[[ Exercise material open ]]
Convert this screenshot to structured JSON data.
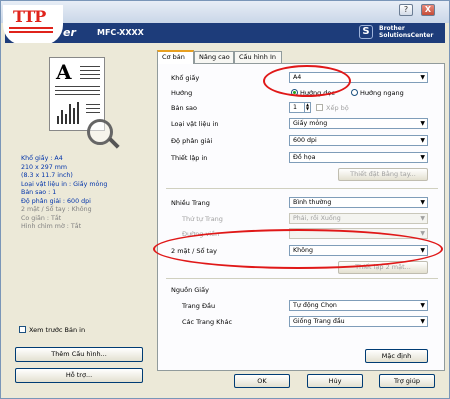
{
  "logo": {
    "text": "TTP"
  },
  "banner": {
    "brand_fragment": "er",
    "model": "MFC-XXXX",
    "solutions_line1": "Brother",
    "solutions_line2": "SolutionsCenter"
  },
  "window_controls": {
    "help": "?",
    "close": "X"
  },
  "left": {
    "info": {
      "paper_size": "Khổ giấy : A4",
      "dims_mm": "210 x 297 mm",
      "dims_in": "(8.3 x 11.7 inch)",
      "media_type": "Loại vật liệu in : Giấy mỏng",
      "copies": "Bản sao : 1",
      "resolution": "Độ phân giải : 600 dpi",
      "duplex": "2 mặt / Sổ tay : Không",
      "scaling": "Co giãn : Tắt",
      "watermark": "Hình chìm mờ : Tắt"
    },
    "preview_checkbox": "Xem trước Bản in",
    "add_profile_button": "Thêm Cấu hình...",
    "support_button": "Hỗ trợ..."
  },
  "tabs": [
    "Cơ bản",
    "Nâng cao",
    "Cấu hình In"
  ],
  "basic": {
    "paper_size_label": "Khổ giấy",
    "paper_size_value": "A4",
    "orientation_label": "Hướng",
    "portrait": "Hướng dọc",
    "landscape": "Hướng ngang",
    "copies_label": "Bản sao",
    "copies_value": "1",
    "collate": "Xếp bộ",
    "media_label": "Loại vật liệu in",
    "media_value": "Giấy mỏng",
    "resolution_label": "Độ phân giải",
    "resolution_value": "600 dpi",
    "settings_label": "Thiết lập in",
    "settings_value": "Đồ họa",
    "manual_settings_button": "Thiết đặt Bằng tay...",
    "multipage_label": "Nhiều Trang",
    "multipage_value": "Bình thường",
    "page_order_label": "Thứ tự Trang",
    "page_order_value": "Phải, rồi Xuống",
    "border_line_label": "Đường viền",
    "duplex_label": "2 mặt / Sổ tay",
    "duplex_value": "Không",
    "duplex_settings_button": "Thiết lập 2 mặt...",
    "paper_source_label": "Nguồn Giấy",
    "first_page_label": "Trang Đầu",
    "first_page_value": "Tự động Chọn",
    "other_pages_label": "Các Trang Khác",
    "other_pages_value": "Giống Trang đầu",
    "default_button": "Mặc định"
  },
  "footer": {
    "ok": "OK",
    "cancel": "Hủy",
    "help": "Trợ giúp"
  },
  "colors": {
    "banner": "#1d3c7a",
    "logo_red": "#e0231b",
    "annotation": "#e01818",
    "info_text": "#0033aa"
  }
}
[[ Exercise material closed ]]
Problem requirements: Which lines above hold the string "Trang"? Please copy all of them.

Result for this task:
    "multipage_label": "Nhiều Trang",
    "page_order_label": "Thứ tự Trang",
    "first_page_label": "Trang Đầu",
    "other_pages_label": "Các Trang Khác",
    "other_pages_value": "Giống Trang đầu",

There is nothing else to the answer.